Ludwig Van Beethoven

Ludwig van Beethoven is, without a doubt, one of the most famous composers in history. He was a music prodigy, and his father was quick to use it to his advantage. Ludwig’s father was also his first music teacher, although not the most suitable one – courtesy of alcoholism. Because he was also an insomniac, he used to wake up little Ludwig in the middle of the night and forced him to play the piano. He believed that his son is a prodigy just like another famous miraculous composer, Mozart. According to the rumour, he organized a concert, and he wrote on the poster, that Ludwig is six years old – although he was already seven. Later on, Ludwig was taught by composer Christian Gottlob Neffe and later by Joseph Haydn or Wolfgang Amadeus Mozart.

Despite being born in Bonn and most of his life living in Vienna, Beethoven visited Bratislava for seven days in 1796 after accepting an invitation from the noble family Keglevič. In their palace on Panska street, he taught Anna Lujza Barbora Keglevič, nicknamed Baetta.
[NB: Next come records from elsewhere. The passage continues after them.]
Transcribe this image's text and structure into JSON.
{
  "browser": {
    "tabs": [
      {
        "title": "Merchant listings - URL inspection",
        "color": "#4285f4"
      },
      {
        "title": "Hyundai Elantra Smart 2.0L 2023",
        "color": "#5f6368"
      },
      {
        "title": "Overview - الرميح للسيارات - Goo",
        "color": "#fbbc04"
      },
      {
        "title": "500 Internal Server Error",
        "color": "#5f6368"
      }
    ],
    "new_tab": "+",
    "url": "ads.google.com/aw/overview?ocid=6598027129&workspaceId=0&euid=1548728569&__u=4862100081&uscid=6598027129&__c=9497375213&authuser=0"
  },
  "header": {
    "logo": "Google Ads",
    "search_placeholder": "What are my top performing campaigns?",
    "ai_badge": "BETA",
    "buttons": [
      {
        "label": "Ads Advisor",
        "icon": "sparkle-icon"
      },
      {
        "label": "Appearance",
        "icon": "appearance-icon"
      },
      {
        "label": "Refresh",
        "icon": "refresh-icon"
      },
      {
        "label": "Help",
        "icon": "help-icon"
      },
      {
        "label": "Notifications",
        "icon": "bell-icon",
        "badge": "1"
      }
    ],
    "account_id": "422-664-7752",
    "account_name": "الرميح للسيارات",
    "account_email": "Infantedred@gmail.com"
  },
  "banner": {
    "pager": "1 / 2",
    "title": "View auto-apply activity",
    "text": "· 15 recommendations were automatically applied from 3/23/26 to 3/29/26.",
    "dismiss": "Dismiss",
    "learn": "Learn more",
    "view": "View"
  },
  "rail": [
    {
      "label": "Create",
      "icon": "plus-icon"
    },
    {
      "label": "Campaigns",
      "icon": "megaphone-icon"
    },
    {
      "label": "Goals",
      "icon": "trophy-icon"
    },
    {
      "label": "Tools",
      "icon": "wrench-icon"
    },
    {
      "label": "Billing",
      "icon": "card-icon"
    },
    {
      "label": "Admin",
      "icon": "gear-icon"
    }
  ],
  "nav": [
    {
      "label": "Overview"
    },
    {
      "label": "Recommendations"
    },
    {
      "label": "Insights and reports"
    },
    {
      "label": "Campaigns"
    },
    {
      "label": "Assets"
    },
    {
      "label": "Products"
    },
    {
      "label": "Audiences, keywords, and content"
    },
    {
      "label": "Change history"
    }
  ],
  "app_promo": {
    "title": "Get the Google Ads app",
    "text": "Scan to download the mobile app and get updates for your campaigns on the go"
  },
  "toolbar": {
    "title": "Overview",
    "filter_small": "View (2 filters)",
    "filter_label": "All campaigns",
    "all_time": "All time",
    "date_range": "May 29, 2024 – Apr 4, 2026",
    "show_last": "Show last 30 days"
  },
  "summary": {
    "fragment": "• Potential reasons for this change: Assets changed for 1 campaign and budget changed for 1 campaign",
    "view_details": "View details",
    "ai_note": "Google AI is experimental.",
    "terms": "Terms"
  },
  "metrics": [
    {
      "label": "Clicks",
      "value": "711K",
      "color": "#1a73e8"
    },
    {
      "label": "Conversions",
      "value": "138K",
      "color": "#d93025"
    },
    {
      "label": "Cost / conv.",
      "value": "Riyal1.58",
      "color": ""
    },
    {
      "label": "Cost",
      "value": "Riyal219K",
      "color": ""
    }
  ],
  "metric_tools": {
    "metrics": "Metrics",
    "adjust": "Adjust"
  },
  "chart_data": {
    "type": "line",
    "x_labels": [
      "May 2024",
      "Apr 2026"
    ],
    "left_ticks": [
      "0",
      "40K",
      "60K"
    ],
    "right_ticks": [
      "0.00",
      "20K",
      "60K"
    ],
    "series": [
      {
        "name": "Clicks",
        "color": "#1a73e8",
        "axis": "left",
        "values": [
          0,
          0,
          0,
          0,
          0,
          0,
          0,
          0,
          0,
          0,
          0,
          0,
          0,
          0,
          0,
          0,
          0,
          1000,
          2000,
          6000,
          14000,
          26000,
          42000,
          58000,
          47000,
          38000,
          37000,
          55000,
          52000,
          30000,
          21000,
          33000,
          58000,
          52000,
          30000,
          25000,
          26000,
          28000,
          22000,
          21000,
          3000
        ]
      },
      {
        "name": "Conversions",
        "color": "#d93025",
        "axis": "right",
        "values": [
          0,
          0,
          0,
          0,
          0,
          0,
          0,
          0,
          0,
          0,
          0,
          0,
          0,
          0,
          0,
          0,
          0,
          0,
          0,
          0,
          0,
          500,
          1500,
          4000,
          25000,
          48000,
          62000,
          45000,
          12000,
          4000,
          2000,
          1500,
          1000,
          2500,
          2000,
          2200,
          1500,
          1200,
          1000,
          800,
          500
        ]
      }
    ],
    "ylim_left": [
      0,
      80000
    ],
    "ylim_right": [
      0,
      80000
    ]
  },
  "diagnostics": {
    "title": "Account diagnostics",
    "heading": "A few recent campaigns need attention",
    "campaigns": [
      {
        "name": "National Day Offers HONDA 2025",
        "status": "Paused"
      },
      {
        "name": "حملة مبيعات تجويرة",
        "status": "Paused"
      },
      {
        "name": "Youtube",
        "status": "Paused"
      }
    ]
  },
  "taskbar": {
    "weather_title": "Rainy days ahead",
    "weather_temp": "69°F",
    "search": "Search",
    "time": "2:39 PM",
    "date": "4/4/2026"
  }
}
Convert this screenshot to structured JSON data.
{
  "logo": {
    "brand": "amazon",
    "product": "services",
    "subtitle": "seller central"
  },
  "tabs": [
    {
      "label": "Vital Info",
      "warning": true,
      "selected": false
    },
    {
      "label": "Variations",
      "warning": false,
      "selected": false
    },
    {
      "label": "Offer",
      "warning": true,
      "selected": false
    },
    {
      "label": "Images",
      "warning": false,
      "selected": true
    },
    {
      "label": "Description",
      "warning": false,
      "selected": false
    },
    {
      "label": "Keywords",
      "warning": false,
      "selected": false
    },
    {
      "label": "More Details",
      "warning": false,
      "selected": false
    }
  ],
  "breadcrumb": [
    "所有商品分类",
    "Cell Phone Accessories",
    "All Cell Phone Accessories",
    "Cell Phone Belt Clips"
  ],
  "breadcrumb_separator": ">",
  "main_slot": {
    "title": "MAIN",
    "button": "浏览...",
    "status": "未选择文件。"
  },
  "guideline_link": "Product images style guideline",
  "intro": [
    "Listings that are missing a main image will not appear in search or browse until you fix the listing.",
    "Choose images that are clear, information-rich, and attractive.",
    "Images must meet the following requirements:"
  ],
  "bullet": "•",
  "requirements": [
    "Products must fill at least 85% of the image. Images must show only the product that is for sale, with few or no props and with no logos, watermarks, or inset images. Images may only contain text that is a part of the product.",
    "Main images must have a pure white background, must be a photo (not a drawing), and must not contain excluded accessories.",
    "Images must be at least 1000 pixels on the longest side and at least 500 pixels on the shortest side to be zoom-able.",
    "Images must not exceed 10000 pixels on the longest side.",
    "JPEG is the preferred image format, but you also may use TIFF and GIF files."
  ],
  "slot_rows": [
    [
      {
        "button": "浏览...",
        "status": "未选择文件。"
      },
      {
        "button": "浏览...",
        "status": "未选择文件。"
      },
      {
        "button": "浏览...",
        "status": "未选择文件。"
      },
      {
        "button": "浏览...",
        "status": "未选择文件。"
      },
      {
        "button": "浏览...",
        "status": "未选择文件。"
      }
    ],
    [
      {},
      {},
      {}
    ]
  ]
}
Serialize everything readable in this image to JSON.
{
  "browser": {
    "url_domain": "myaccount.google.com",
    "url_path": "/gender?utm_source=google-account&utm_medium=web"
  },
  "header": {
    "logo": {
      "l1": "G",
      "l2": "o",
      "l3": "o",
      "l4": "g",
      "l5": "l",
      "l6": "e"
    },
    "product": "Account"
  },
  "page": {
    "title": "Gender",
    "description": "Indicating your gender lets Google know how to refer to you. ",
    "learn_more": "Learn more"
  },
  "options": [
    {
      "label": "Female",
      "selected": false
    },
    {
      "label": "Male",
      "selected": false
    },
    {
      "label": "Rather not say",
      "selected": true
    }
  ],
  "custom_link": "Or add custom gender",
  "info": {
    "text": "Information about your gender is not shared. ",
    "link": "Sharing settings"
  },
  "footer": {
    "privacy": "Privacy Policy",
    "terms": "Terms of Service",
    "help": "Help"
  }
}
One of the conditions for Beethoven to teach piano play was the exceptional talent of his future pupil. He refused to waste time with untalented students without potential, no matter their family wealth or influence. It is said that young Babette charmed Beethoven and the famous composer dedicated Sonata for piano No. 4 Es dur, Op 7 or Piano Concerto No. 1 C dur. He also played several private concerts in the palace.

Around that time he had started to hear a high-pitched noise in his ears, which was a sign of his degrading hearing. Aside from Bratislava, he had also visited Piešťany, Hlohovec and Dolná Krupa. Invited by the noble family Brunsvik to Dolna Krupa, it was supposed to be a place where he composed the famous Moonlight Sonata. Aside from composing he had also taught young noblewomen and niece of baron Jozef Brunsvik, Julietta Guiccardi, for whom the Moonlight sonata was supposedly composed. However, as not a nobleman himself, Beethoven lived in a gardener’s house – later transformed into a house dedicated to the composer with a small exposition. A rumour goes that the house used to have a window, which was bricked in because the composer used it to flirt with young noblewomen, including the count’s wife.

Surprisingly, Beethoven was popular among women – despite his unpleasant nature, most likely a result of his health problems and rough childhood. Perhaps the type of brooding musician has always been attracted to women, even from higher social classes. It is said that some women fainted during concerts even back then – who knows If it was because of tight corsets or the aphrodisiacal effect of beautiful music, known for centuries.

So If you would walk down Panska street or make a trip to Dolna Krupa, try to remember the genius composer, who dedicated his to music and although his life was not an easy one, he had never given up on hope.